The request for a video conference was refused by the Examining Division on the grounds that the subject-matter to be discussed was too complex to be discussed by video conference and that the objections to the application “were such that there appeared to be no possibility of overcoming them by a simple exchange of arguments”.
No one representing the applicant attended the oral proceedings. In EPO procedure, if the applicant is not represented at oral proceedings, the oral proceedings still go ahead, and a decision is taken on the papers previously filed. In this case, the applicant’s patent application was refused.
At appeal, the applicant argued that it was a substantial procedural violation for the EPO to refuse video conferencing, since the high costs of sending a representative to the EPO in person may be beyond an applicant’s budget, particularly when the representative is travelling from the further reaches of Europe. However, the Board of Appeal emphasised that although an applicant has a right to be heard at oral proceedings, there is no requirement that the costs of doing so be affordable to the applicant. The refusal of video conferencing was not a procedural violation, since the applicant or their representative could have chosen to attend the oral proceedings in person.

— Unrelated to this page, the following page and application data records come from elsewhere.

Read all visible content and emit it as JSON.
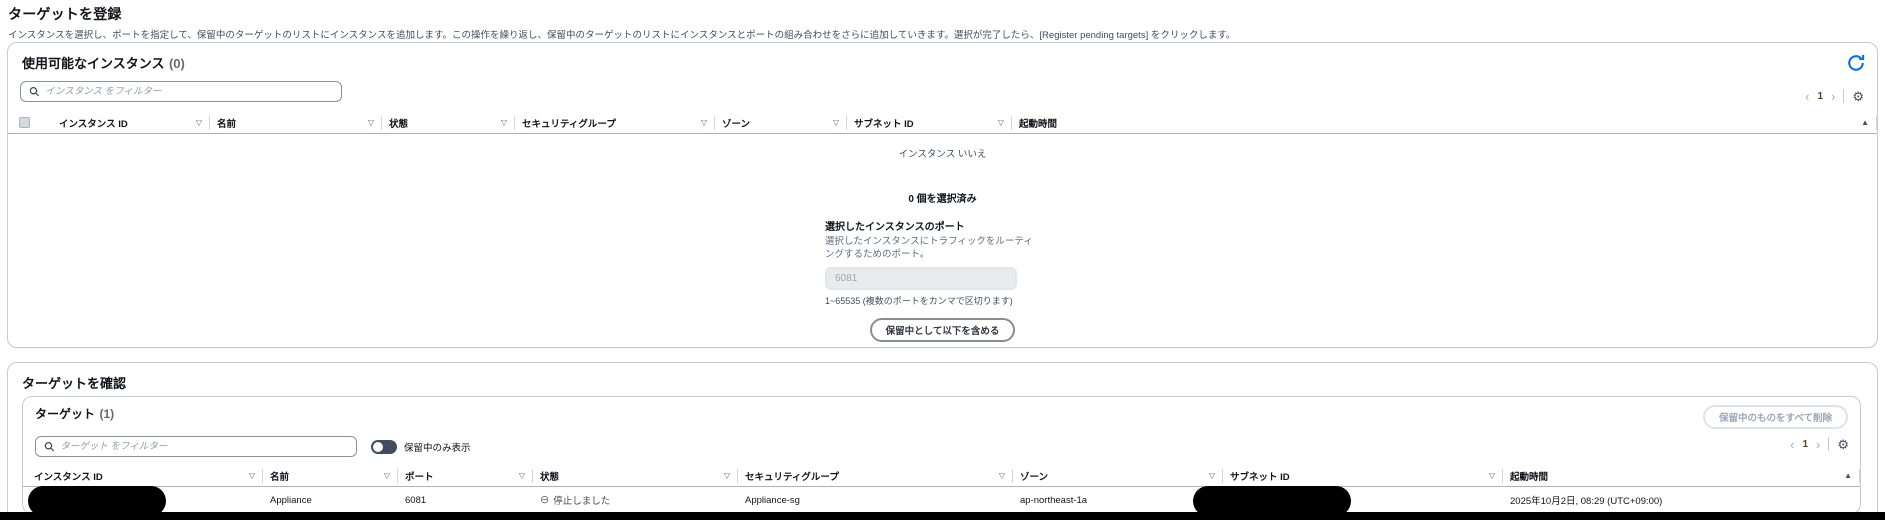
{
  "icons": {
    "sort_down": "▽",
    "sort_up": "▲",
    "prev": "‹",
    "next": "›",
    "gear": "⚙",
    "stopped": "⊖"
  },
  "page": {
    "title": "ターゲットを登録",
    "description": "インスタンスを選択し、ポートを指定して、保留中のターゲットのリストにインスタンスを追加します。この操作を繰り返し、保留中のターゲットのリストにインスタンスとポートの組み合わせをさらに追加していきます。選択が完了したら、[Register pending targets] をクリックします。"
  },
  "available": {
    "title": "使用可能なインスタンス",
    "count": "(0)",
    "filter_placeholder": "インスタンス をフィルター",
    "page_number": "1",
    "columns": [
      "インスタンス ID",
      "名前",
      "状態",
      "セキュリティグループ",
      "ゾーン",
      "サブネット ID",
      "起動時間"
    ],
    "empty_text": "インスタンス いいえ",
    "selected_summary": "0 個を選択済み",
    "port_label": "選択したインスタンスのポート",
    "port_description": "選択したインスタンスにトラフィックをルーティングするためのポート。",
    "port_value": "6081",
    "port_constraint": "1~65535 (複数のポートをカンマで区切ります)",
    "include_button": "保留中として以下を含める"
  },
  "review": {
    "title": "ターゲットを確認",
    "targets_title": "ターゲット",
    "count": "(1)",
    "filter_placeholder": "ターゲット をフィルター",
    "toggle_label": "保留中のみ表示",
    "remove_all_button": "保留中のものをすべて削除",
    "page_number": "1",
    "columns": [
      "インスタンス ID",
      "名前",
      "ポート",
      "状態",
      "セキュリティグループ",
      "ゾーン",
      "サブネット ID",
      "起動時間"
    ],
    "row": {
      "name": "Appliance",
      "port": "6081",
      "state": "停止しました",
      "security_group": "Appliance-sg",
      "zone": "ap-northeast-1a",
      "launch_time": "2025年10月2日, 08:29 (UTC+09:00)"
    }
  }
}
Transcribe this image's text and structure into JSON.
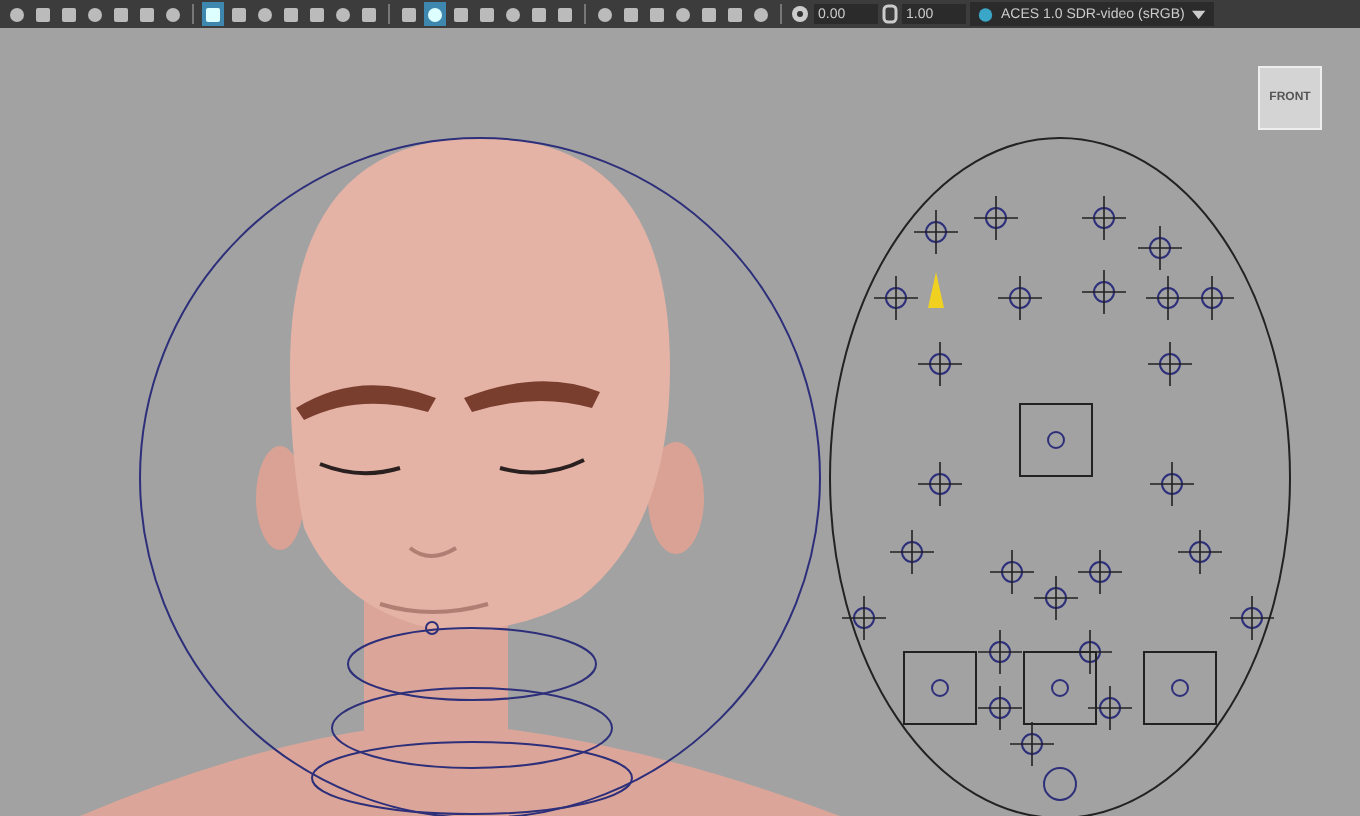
{
  "toolbar": {
    "buttons": [
      {
        "selected": false
      },
      {
        "selected": false
      },
      {
        "selected": false
      },
      {
        "selected": false
      },
      {
        "selected": false
      },
      {
        "selected": false
      },
      {
        "selected": false
      },
      {
        "selected": true
      },
      {
        "selected": false
      },
      {
        "selected": false
      },
      {
        "selected": false
      },
      {
        "selected": false
      },
      {
        "selected": false
      },
      {
        "selected": false
      },
      {
        "selected": false
      },
      {
        "selected": true
      },
      {
        "selected": false
      },
      {
        "selected": false
      },
      {
        "selected": false
      },
      {
        "selected": false
      },
      {
        "selected": false
      },
      {
        "selected": false
      },
      {
        "selected": false
      },
      {
        "selected": false
      },
      {
        "selected": false
      },
      {
        "selected": false
      },
      {
        "selected": false
      },
      {
        "selected": false
      }
    ],
    "exposure": "0.00",
    "gamma": "1.00",
    "color_space": "ACES 1.0 SDR-video (sRGB)"
  },
  "view_cube": {
    "label": "FRONT"
  }
}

Video-conferencing at Appeal
Not content with requesting (and being refused) video-conferencing at oral proceedings at the Examining Division, the applicant also requested that the resulting appeal be rescheduled at short notice so that it could be held by video conference.
In contrast to the situation at the Examining Division, in which video conferencing is routinely though not always granted, the Boards of Appeal have previously pushed back on requests for video conferencing. In part, this is because proceedings before the Boards of Appeal must be held in public.
The Board of Appeal did not agree with the applicant’s request to re-schedule, since it was received two days before oral proceedings were due to take place. The Rules of Procedure of the Boards of Appeal do “exceptionally” allow for rescheduling, but only when a reasoned request is filed as far in advance as possible. Furthermore, the applicant did not give any reasons for the rescheduling beyond those of wanting video conferencing. The rescheduling (and video conferencing) were therefore refused.
This decision makes it clear that, in principle, it would be possible for oral proceedings before the Boards of Appeal to be held by video-conferencing, but there would have to be a very good reason: “The onus is on the appellant to persuade the Board that conventional oral proceedings are not appropriate.”
Although T 2068/14 appears to have reinforced rather than change current practice, it does raise some points that are important to remember. If applicants request video conferencing for oral proceedings before the Examining Division, there should be a reasonable chance of getting them, but they should be prepared for what they will do if their request is refused.
On the other hand, the chances of video conferencing at the Boards of Appeal still appear to be very low. Arguments would need to be exceptionally strong and filed early.